# [PROBLEM TO SOLVE]
Reading the records below, count the lines in which the string "Ctrl" appears; write the number only.
EXCERPTED RECORDS section start
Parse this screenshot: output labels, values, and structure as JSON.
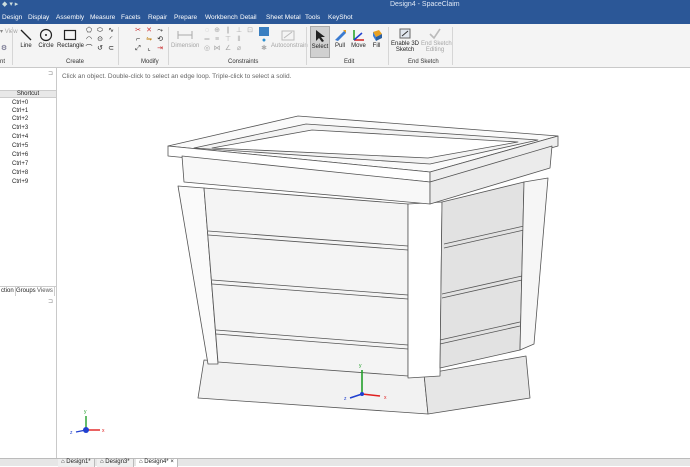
{
  "titlebar": {
    "title": "Design4 - SpaceClaim"
  },
  "menu": [
    "Design",
    "Display",
    "Assembly",
    "Measure",
    "Facets",
    "Repair",
    "Prepare",
    "Workbench",
    "Detail",
    "Sheet Metal",
    "Tools",
    "KeyShot"
  ],
  "ribbon": {
    "clipboard": {
      "view_label": "View",
      "group": "nt"
    },
    "sketch": {
      "line": "Line",
      "circle": "Circle",
      "rectangle": "Rectangle",
      "group": "Create"
    },
    "modify": {
      "group": "Modify"
    },
    "constraints": {
      "dimension": "Dimension",
      "autoconstrain": "Autoconstrain",
      "group": "Constraints"
    },
    "edit": {
      "select": "Select",
      "pull": "Pull",
      "move": "Move",
      "fill": "Fill",
      "group": "Edit"
    },
    "end_sketch": {
      "enable_3d_line1": "Enable 3D",
      "enable_3d_line2": "Sketch",
      "end_line1": "End Sketch",
      "end_line2": "Editing",
      "group": "End Sketch"
    }
  },
  "left_panel": {
    "header": "Shortcut",
    "shortcuts": [
      "Ctrl+0",
      "Ctrl+1",
      "Ctrl+2",
      "Ctrl+3",
      "Ctrl+4",
      "Ctrl+5",
      "Ctrl+6",
      "Ctrl+7",
      "Ctrl+8",
      "Ctrl+9"
    ],
    "tabs": [
      "ction",
      "Groups",
      "Views"
    ]
  },
  "viewport": {
    "hint": "Click an object. Double-click to select an edge loop. Triple-click to select a solid.",
    "triad_center": {
      "x": "x",
      "y": "y",
      "z": "z"
    },
    "triad_corner": {
      "x": "x",
      "y": "y",
      "z": "z"
    }
  },
  "doc_tabs": [
    "Design1*",
    "Design3*",
    "Design4*"
  ],
  "colors": {
    "title_bar": "#2b5797",
    "ribbon": "#f4f4f4",
    "axis_x": "#e02020",
    "axis_y": "#22a02a",
    "axis_z": "#2040d0",
    "model_edge": "#555555"
  }
}
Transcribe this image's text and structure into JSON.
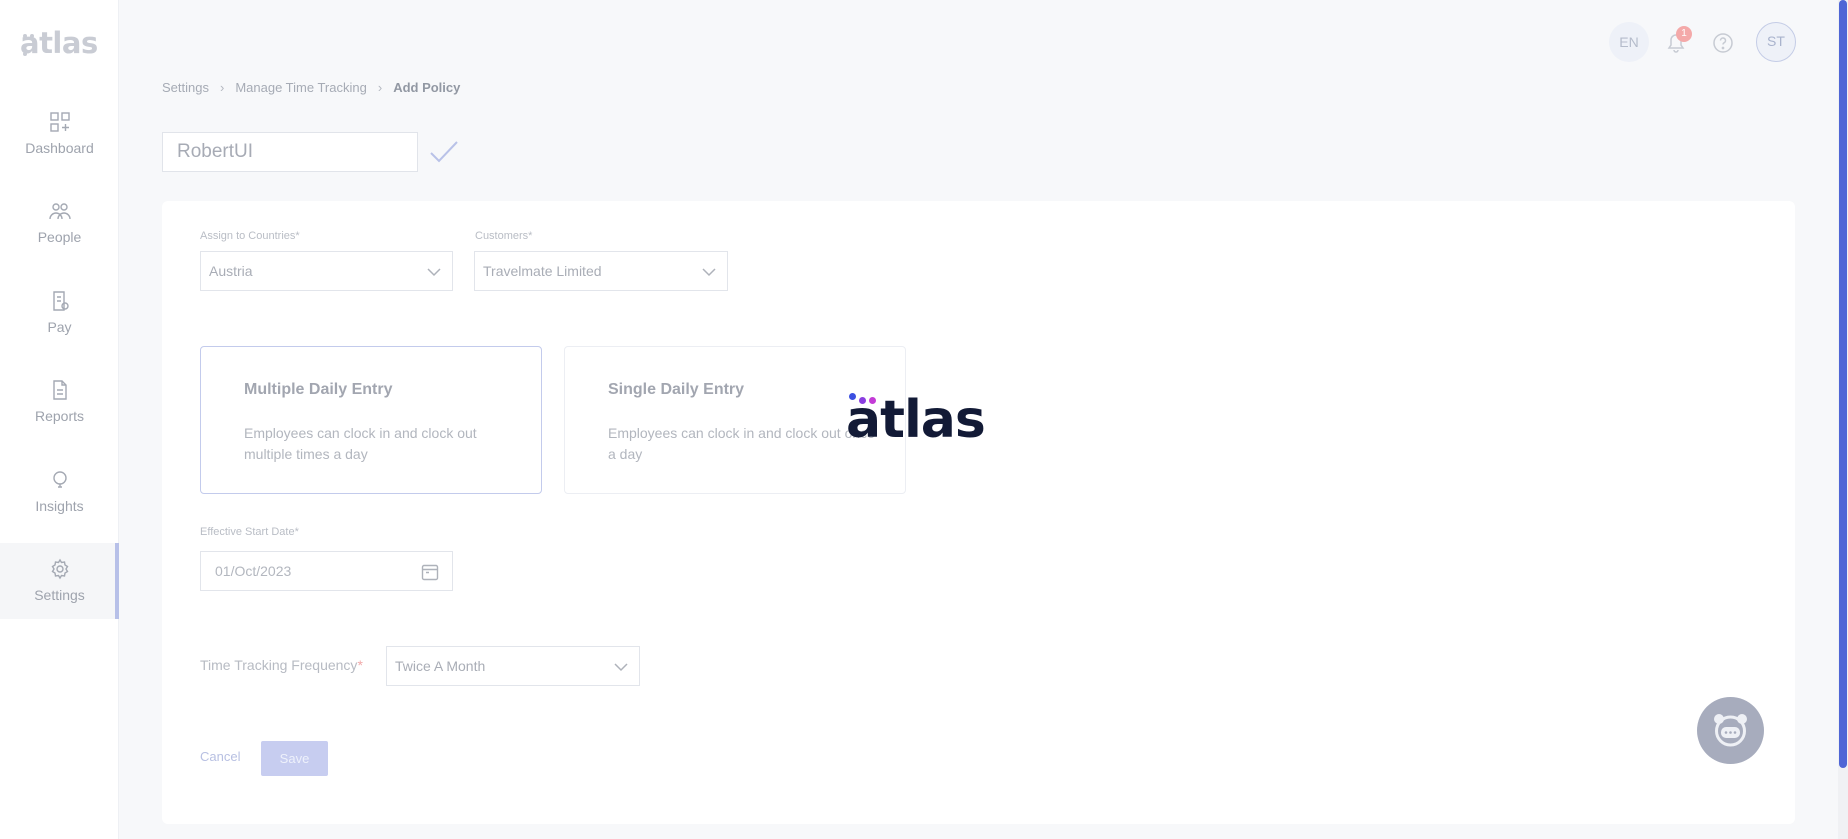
{
  "app": {
    "logo_text": "atlas"
  },
  "sidebar": {
    "items": [
      {
        "label": "Dashboard",
        "icon": "dashboard-icon"
      },
      {
        "label": "People",
        "icon": "people-icon"
      },
      {
        "label": "Pay",
        "icon": "pay-icon"
      },
      {
        "label": "Reports",
        "icon": "reports-icon"
      },
      {
        "label": "Insights",
        "icon": "insights-icon"
      },
      {
        "label": "Settings",
        "icon": "gear-icon",
        "active": true
      }
    ]
  },
  "header": {
    "language": "EN",
    "notification_count": "1",
    "avatar_initials": "ST"
  },
  "breadcrumb": {
    "items": [
      "Settings",
      "Manage Time Tracking"
    ],
    "current": "Add Policy"
  },
  "policy": {
    "name": "RobertUI"
  },
  "form": {
    "countries": {
      "label": "Assign to Countries*",
      "value": "Austria"
    },
    "customers": {
      "label": "Customers*",
      "value": "Travelmate Limited"
    },
    "entry_types": [
      {
        "title": "Multiple Daily Entry",
        "description": "Employees can clock in and clock out multiple times a day",
        "selected": true
      },
      {
        "title": "Single Daily Entry",
        "description": "Employees can clock in and clock out once a day",
        "selected": false
      }
    ],
    "start_date": {
      "label": "Effective Start Date*",
      "value": "01/Oct/2023"
    },
    "frequency": {
      "label": "Time Tracking Frequency",
      "required_mark": "*",
      "value": "Twice A Month"
    },
    "cancel_label": "Cancel",
    "save_label": "Save"
  },
  "loader": {
    "text": "atlas",
    "dot_colors": [
      "#3b4fe0",
      "#8a3ee0",
      "#c33bd6"
    ]
  },
  "colors": {
    "accent": "#4f66d6",
    "selected_border": "#c3cbec",
    "brand_dark": "#121a36"
  }
}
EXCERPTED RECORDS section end
# [YOUR RESPONSE]
10